Now, in one sense working with a pair of garden shears is not like forming a pot with your hands: North Owl touches the clay, but I do not touch the hedge. Yet I am close to it: the shape and form of the shears keep me in a kind of intimacy with what I ask the shears to cut. They are for me like a blind person’s cane. In Steps to an Ecology of Mind, Gregory Bateson poses a thought experiment:

Consider a blind man with a stick. Where does the blind man’s self begin? At the tip of the stick? At the handle of the stick? Or at some point halfway up the stick? These questions are nonsense, because the stick is a pathway along which differences are transmitted under transformation, so that to draw a delimiting line across this pathway is to cut off a part of the systemic circuit which determines the blind man’s locomotion.

Because my use of the shears establishes this “systemic circuit,” I think I can say that my work with them is an example of the goodness of “handmind.”

Again: a familiar story. But perhaps slightly less familiar is my realization that the garden shears are simply a superior technology for the work I need to do. There are many, no doubt, for whom electric trimmers are better; but I am not one of them. In every single respect they do a better job than their more technologically recent alternatives, even when you take into account the additional time they require—because why would I want to cut short a period in which I am doing quietly enjoyable work?

Moreover, one of the effects of Covidtide, I think, is that by forcibly breaking some of our technological habits it creatively destabilizes others. To have any one thoughtless pattern of life disrupted is to be put into a frame of mind that allows you to contemplate the deliberate disruption of a different thoughtless pattern. Thus all the people who, after three months of baking bread, are now saying that they’ll never go back to buying their bread from the supermarket. They probably will buy bread from the supermarket; but they’ll know what they are doing, and why. And this is useful knowledge.

Nothing about Covidtide made it impossible, or any more difficult, for me to use electric hedge trimmers.

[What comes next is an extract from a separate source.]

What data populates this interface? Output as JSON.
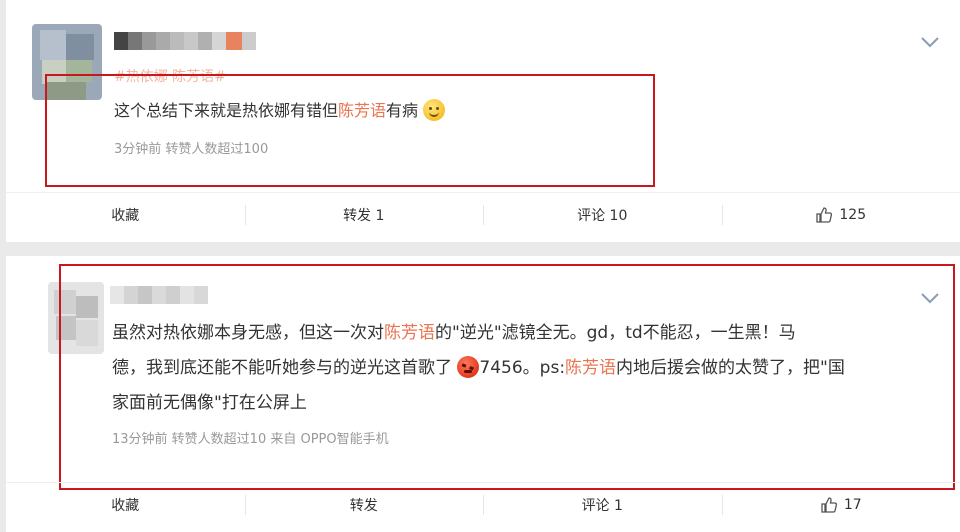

But I think it has made me aware of the power of technological habit, and of my ability to break any such habit, should I choose. It has brought to my attention something I knew already, but only, as Cardinal Newman has said, notionally: that newer technologies are not necessarily superior ones. This strange time made it easier for me to pick up a rusted pair of garden shears and see not junk but possibility. And should our social order descend to chaos, should our energy grid be broken down, should we all be reduced to surviving by our mother wit and acquired resourcefulness—well, at least I’ll have the neatest hedges in the neighborhood.